→ **Records for this task**
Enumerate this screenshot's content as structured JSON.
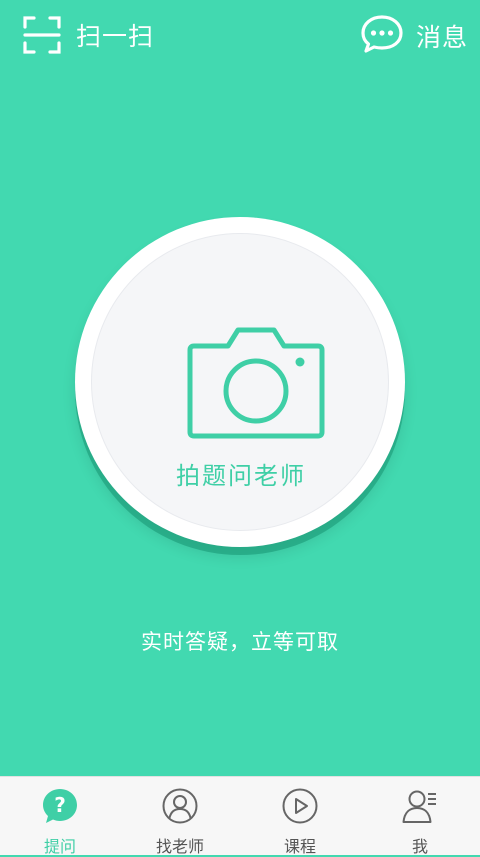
{
  "header": {
    "scan_label": "扫一扫",
    "messages_label": "消息"
  },
  "main": {
    "capture_label": "拍题问老师",
    "subtitle": "实时答疑，立等可取"
  },
  "tabbar": {
    "tabs": [
      {
        "label": "提问",
        "icon": "question-icon",
        "active": true
      },
      {
        "label": "找老师",
        "icon": "teacher-icon",
        "active": false
      },
      {
        "label": "课程",
        "icon": "play-icon",
        "active": false
      },
      {
        "label": "我",
        "icon": "profile-icon",
        "active": false
      }
    ]
  },
  "colors": {
    "brand": "#42d9b0",
    "accent": "#3fcfa6",
    "tabbar_bg": "#f7f7f7"
  }
}
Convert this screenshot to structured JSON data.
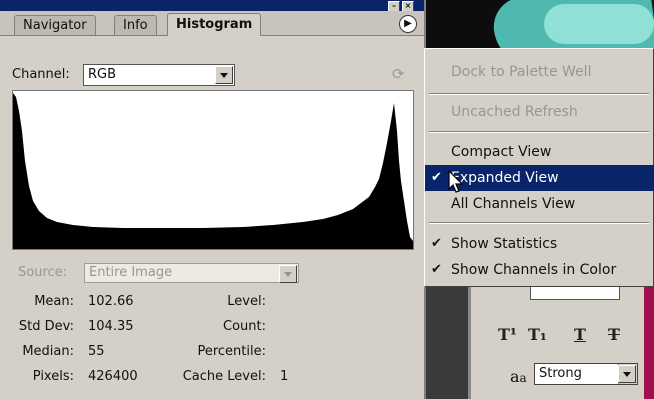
{
  "tabs": {
    "navigator": "Navigator",
    "info": "Info",
    "histogram": "Histogram"
  },
  "channel": {
    "label": "Channel:",
    "value": "RGB"
  },
  "source": {
    "label": "Source:",
    "value": "Entire Image"
  },
  "stats": {
    "mean_label": "Mean:",
    "mean": "102.66",
    "std_label": "Std Dev:",
    "std": "104.35",
    "median_label": "Median:",
    "median": "55",
    "pixels_label": "Pixels:",
    "pixels": "426400",
    "level_label": "Level:",
    "count_label": "Count:",
    "percentile_label": "Percentile:",
    "cache_label": "Cache Level:",
    "cache": "1"
  },
  "menu": {
    "dock": "Dock to Palette Well",
    "uncached": "Uncached Refresh",
    "compact": "Compact View",
    "expanded": "Expanded View",
    "all_channels": "All Channels View",
    "show_stats": "Show Statistics",
    "show_color": "Show Channels in Color"
  },
  "char_panel": {
    "aa_value": "Strong"
  },
  "colors": {
    "title_bar": "#0a246a",
    "selected": "#0a246a",
    "panel": "#d4d0c8"
  }
}
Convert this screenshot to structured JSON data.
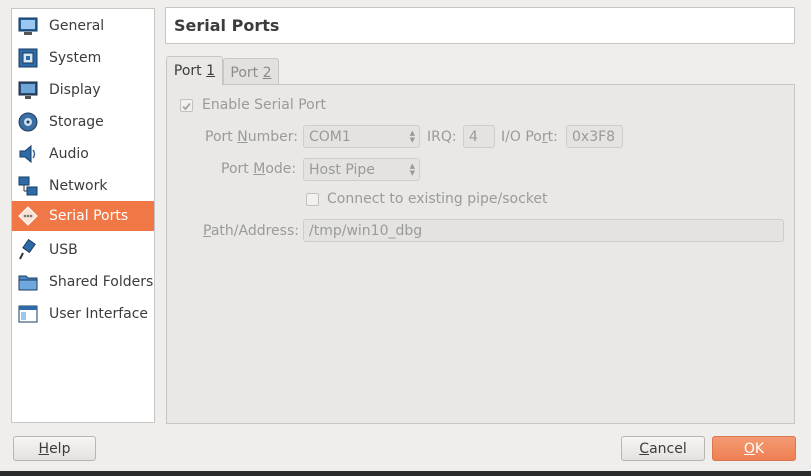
{
  "sidebar": {
    "items": [
      {
        "label": "General",
        "icon": "general-monitor-icon"
      },
      {
        "label": "System",
        "icon": "system-chip-icon"
      },
      {
        "label": "Display",
        "icon": "display-monitor-icon"
      },
      {
        "label": "Storage",
        "icon": "storage-disk-icon"
      },
      {
        "label": "Audio",
        "icon": "audio-speaker-icon"
      },
      {
        "label": "Network",
        "icon": "network-icon"
      },
      {
        "label": "Serial Ports",
        "icon": "serial-port-icon",
        "selected": true
      },
      {
        "label": "USB",
        "icon": "usb-icon"
      },
      {
        "label": "Shared Folders",
        "icon": "shared-folder-icon"
      },
      {
        "label": "User Interface",
        "icon": "user-interface-icon"
      }
    ]
  },
  "header": {
    "title": "Serial Ports"
  },
  "tabs": [
    {
      "label_pre": "Port ",
      "label_key": "1",
      "active": true
    },
    {
      "label_pre": "Port ",
      "label_key": "2",
      "active": false
    }
  ],
  "form": {
    "enable_label": "Enable Serial Port",
    "enable_checked": true,
    "port_number_label_pre": "Port ",
    "port_number_label_key": "N",
    "port_number_label_post": "umber:",
    "port_number_value": "COM1",
    "irq_label": "IRQ:",
    "irq_value": "4",
    "io_port_label_pre": "I/O Po",
    "io_port_label_key": "r",
    "io_port_label_post": "t:",
    "io_port_value": "0x3F8",
    "port_mode_label_pre": "Port ",
    "port_mode_label_key": "M",
    "port_mode_label_post": "ode:",
    "port_mode_value": "Host Pipe",
    "connect_label": "Connect to existing pipe/socket",
    "connect_checked": false,
    "path_label_pre": "",
    "path_label_key": "P",
    "path_label_post": "ath/Address:",
    "path_value": "/tmp/win10_dbg"
  },
  "buttons": {
    "help_key": "H",
    "help_rest": "elp",
    "cancel_key": "C",
    "cancel_rest": "ancel",
    "ok_key": "O",
    "ok_rest": "K"
  },
  "colors": {
    "accent": "#f07746",
    "disabled_text": "#9a9a9a"
  }
}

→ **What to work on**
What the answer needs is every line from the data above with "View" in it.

→ **Solution to this exercise**
    "compact": "Compact View",
    "expanded": "Expanded View",
    "all_channels": "All Channels View",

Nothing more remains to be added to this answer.